“The development of a safe, effective and affordable HIV vaccine represents the best—and potentially the only—practicable strategy to slow and ultimately stop the spread of the AIDS pandemic,” Feinberg said. “Novel AIDS vaccine approaches have recently achieved impressive results in pre-clinical studies in the laboratory and in animal models, and are now entering clinical trials in humans.”

AIDS is now the top public health threat in the world, Feinberg said, with an estimated 40 million people infected worldwide and another 14,000 being added each day. Of those 14,000 daily infections, he said, more than 95 percent are in developing countries, 2,000 are in children under 15, and about half are among 15–24-year-olds (people in their prime reproductive years).

In the United States, Feinberg said, great reductions in AIDS mortality have been made recently due to anti-retroviral therapies, but even these advances may be threatened by a virus that seems to be developing resistance to the treatment.

However, by far the population most threatened by AIDS is in sub-Saharan Africa, where a full 70 percent of the world’s infected people are located. This poses several difficulties toward development and dissemination of a vaccine including economic disincentives (these are some of the world’s poorest people) and cultural and ethical issues.

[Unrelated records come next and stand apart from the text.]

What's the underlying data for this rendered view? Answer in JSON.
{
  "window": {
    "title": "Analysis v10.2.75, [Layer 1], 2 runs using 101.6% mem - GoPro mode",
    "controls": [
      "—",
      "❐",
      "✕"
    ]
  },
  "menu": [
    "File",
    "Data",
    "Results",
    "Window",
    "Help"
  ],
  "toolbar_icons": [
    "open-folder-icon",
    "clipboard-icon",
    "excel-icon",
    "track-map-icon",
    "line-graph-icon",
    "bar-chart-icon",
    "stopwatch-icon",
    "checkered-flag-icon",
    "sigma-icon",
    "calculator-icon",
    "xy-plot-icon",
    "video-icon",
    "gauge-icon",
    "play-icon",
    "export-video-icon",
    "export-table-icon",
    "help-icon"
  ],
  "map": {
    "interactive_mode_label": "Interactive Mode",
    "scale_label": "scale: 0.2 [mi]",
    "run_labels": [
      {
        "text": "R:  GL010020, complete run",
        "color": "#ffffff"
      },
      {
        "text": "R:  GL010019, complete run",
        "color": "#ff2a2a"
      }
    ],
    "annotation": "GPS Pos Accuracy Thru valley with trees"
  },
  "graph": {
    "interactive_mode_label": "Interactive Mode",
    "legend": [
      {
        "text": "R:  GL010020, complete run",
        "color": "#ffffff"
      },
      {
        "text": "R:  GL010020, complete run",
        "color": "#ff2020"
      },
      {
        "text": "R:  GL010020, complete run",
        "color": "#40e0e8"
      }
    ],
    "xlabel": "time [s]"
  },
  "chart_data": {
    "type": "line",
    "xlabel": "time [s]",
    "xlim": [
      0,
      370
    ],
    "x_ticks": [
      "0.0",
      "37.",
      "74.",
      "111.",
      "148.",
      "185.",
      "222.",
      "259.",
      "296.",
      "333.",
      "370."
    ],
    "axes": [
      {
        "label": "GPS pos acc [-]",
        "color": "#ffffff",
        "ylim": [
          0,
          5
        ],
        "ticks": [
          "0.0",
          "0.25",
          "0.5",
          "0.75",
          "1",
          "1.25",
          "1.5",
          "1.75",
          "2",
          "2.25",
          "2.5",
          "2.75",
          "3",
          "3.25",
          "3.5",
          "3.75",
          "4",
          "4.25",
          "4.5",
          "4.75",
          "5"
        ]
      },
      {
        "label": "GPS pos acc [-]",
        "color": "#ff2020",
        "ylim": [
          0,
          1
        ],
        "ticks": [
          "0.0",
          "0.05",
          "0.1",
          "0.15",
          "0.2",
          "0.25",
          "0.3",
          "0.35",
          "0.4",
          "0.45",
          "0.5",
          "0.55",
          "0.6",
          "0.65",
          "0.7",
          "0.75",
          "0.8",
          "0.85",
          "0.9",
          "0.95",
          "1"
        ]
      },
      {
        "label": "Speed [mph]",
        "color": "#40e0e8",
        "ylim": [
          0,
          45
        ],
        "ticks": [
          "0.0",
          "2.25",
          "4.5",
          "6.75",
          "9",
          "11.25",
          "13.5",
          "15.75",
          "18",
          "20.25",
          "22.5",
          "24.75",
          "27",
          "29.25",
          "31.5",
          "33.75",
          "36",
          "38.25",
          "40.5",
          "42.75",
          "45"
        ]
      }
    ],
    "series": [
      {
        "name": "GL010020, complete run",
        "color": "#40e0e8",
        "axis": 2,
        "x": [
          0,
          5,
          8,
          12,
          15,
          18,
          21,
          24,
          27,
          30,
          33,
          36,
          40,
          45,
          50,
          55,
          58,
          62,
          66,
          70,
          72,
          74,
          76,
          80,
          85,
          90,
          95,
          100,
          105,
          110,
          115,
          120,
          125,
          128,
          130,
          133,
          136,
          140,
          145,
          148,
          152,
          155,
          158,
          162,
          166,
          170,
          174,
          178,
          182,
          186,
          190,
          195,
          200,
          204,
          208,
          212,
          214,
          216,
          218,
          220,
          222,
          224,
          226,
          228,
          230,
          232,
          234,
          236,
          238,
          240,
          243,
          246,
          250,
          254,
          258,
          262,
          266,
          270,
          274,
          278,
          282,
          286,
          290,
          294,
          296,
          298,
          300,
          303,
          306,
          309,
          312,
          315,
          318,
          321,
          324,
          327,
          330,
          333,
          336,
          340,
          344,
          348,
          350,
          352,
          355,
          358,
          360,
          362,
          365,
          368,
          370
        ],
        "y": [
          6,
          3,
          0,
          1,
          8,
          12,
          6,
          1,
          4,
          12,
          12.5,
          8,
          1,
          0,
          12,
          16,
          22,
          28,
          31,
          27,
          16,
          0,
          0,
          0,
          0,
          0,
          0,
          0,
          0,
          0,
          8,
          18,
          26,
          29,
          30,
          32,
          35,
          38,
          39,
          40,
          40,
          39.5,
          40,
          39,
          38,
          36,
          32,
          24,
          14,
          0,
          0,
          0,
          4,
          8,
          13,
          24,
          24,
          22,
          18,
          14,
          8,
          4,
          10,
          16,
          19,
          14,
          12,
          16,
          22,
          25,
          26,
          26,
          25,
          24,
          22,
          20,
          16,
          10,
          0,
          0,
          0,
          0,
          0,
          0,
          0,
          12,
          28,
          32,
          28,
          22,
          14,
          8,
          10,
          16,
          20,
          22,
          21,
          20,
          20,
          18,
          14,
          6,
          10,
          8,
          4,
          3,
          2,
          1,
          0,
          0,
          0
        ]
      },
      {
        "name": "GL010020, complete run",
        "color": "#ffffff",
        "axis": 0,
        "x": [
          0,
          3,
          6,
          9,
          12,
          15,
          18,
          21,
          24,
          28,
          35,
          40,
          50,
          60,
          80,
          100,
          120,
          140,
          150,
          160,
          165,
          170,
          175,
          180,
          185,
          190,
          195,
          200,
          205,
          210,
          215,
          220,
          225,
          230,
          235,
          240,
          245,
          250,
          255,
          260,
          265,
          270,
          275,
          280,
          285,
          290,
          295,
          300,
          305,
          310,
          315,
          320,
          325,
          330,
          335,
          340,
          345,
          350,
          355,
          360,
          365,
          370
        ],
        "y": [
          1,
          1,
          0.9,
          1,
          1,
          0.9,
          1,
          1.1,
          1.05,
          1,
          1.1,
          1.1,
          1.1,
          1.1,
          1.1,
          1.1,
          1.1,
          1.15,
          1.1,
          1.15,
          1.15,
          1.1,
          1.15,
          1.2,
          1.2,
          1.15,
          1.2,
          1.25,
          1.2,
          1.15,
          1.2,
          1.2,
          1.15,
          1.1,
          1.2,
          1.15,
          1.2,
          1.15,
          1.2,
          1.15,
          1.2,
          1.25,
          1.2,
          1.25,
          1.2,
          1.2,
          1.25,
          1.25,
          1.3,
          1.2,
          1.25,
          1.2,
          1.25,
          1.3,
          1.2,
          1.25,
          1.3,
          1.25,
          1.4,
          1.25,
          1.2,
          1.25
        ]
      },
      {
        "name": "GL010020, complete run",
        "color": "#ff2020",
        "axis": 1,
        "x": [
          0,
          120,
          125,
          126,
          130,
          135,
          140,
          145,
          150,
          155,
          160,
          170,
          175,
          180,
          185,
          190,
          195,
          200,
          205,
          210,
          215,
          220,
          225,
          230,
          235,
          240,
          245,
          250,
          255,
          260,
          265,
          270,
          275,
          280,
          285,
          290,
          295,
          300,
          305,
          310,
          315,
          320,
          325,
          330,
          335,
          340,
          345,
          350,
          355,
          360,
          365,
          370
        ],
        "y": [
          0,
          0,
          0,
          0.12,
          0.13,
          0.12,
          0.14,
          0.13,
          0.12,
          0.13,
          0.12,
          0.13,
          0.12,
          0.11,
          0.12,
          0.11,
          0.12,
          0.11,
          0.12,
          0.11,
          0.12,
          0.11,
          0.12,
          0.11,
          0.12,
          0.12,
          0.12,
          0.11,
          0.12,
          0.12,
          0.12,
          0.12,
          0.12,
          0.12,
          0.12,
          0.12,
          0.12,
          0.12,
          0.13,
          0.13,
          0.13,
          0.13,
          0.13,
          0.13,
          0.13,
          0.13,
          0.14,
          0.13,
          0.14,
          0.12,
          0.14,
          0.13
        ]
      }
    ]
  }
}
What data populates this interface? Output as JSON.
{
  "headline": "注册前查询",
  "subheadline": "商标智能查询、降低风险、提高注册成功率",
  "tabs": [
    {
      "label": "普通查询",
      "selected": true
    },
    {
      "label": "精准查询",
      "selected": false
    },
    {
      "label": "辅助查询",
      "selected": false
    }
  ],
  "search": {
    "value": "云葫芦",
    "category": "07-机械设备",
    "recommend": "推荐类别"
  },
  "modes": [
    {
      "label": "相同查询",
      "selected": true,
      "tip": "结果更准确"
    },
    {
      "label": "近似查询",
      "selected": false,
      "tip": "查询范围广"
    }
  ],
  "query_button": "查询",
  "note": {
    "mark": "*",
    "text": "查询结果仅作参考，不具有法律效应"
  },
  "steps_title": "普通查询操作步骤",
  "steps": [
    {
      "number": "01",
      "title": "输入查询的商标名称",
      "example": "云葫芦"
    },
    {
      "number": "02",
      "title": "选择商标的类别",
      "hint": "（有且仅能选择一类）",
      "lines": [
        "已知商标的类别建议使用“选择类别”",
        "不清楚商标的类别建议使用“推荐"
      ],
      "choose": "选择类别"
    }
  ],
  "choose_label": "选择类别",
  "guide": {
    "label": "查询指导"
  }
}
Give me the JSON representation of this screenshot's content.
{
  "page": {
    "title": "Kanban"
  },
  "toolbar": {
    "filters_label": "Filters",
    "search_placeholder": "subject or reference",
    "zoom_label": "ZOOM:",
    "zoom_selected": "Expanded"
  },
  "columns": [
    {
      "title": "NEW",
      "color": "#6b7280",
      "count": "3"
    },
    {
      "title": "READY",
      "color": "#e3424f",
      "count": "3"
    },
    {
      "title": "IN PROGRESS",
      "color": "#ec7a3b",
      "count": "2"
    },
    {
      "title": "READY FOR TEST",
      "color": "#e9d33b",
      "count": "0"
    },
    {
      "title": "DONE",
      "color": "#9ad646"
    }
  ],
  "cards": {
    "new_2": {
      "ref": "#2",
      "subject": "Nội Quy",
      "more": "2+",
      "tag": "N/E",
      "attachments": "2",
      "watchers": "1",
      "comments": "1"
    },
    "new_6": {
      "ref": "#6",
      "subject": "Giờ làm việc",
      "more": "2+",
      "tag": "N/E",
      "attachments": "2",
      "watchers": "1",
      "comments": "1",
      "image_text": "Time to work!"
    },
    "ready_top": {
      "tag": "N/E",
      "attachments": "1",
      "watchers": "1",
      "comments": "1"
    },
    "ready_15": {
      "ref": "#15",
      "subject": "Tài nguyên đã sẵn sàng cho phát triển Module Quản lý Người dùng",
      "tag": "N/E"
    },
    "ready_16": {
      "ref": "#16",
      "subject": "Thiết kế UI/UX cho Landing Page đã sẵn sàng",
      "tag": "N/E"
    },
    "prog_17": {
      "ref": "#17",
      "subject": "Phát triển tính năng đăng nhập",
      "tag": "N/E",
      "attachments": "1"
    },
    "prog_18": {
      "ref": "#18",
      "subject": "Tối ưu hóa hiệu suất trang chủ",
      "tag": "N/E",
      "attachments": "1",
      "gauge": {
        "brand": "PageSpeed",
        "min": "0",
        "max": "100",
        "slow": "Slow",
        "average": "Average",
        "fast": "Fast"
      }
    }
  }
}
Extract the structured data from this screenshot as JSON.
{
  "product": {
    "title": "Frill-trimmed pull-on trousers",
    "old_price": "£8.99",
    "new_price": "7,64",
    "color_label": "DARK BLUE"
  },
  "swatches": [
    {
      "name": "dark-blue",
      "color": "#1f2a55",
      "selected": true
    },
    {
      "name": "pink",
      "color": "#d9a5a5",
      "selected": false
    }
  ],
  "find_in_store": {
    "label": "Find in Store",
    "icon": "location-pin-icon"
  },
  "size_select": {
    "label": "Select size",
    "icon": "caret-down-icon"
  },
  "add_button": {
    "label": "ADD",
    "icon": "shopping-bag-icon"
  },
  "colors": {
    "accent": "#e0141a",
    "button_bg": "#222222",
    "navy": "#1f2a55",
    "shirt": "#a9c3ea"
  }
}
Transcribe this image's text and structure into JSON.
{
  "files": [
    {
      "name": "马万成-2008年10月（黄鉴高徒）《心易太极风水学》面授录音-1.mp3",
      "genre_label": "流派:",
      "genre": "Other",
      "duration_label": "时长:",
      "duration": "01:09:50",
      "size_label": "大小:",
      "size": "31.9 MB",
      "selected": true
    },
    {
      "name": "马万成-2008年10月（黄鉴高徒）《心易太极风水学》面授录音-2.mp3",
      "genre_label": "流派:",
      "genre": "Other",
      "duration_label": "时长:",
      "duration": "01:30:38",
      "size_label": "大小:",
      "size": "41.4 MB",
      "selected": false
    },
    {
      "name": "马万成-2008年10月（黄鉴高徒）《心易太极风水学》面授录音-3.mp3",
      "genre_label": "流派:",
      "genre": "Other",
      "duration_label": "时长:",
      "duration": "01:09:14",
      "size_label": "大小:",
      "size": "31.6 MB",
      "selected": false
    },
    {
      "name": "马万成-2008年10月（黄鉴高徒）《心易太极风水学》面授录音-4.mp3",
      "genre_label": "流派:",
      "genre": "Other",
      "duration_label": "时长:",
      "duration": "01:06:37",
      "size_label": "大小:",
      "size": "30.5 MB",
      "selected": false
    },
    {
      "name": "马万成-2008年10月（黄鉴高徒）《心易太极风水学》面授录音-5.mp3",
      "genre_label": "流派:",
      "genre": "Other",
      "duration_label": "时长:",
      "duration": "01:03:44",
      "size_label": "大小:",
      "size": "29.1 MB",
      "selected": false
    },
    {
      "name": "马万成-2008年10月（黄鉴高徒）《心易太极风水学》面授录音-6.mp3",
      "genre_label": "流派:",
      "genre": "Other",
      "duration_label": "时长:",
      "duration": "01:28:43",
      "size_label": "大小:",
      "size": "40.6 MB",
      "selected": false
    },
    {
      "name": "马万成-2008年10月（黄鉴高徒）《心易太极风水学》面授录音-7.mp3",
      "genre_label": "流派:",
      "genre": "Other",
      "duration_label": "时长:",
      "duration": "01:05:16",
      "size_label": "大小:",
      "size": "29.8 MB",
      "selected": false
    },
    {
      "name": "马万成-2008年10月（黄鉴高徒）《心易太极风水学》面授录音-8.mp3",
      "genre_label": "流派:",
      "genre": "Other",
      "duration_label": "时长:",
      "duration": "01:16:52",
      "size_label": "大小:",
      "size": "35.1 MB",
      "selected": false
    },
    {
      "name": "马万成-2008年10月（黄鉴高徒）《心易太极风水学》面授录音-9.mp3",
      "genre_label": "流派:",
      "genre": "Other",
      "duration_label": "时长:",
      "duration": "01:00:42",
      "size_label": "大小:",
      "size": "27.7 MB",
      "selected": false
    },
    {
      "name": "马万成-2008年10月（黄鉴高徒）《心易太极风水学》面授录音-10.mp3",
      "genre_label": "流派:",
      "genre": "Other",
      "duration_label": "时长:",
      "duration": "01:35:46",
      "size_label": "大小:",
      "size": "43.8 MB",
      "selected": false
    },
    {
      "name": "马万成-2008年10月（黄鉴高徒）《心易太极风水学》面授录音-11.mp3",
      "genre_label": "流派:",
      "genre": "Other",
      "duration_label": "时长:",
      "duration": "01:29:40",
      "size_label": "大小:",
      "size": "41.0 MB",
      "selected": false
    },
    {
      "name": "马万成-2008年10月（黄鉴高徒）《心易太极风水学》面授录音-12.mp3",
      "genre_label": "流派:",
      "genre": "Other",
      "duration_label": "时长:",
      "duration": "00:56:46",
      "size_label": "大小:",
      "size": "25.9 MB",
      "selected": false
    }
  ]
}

The Hope Clinic dedication and Feinberg’s lecture were not the only AIDS vaccine-related events on campus last week. On April 22, some of the country’s leading scientific researchers gathered in WHSCAB for a half-day symposium, “AIDS Vaccine Science in 2002: Enduring Challenges and Promising New Directions.”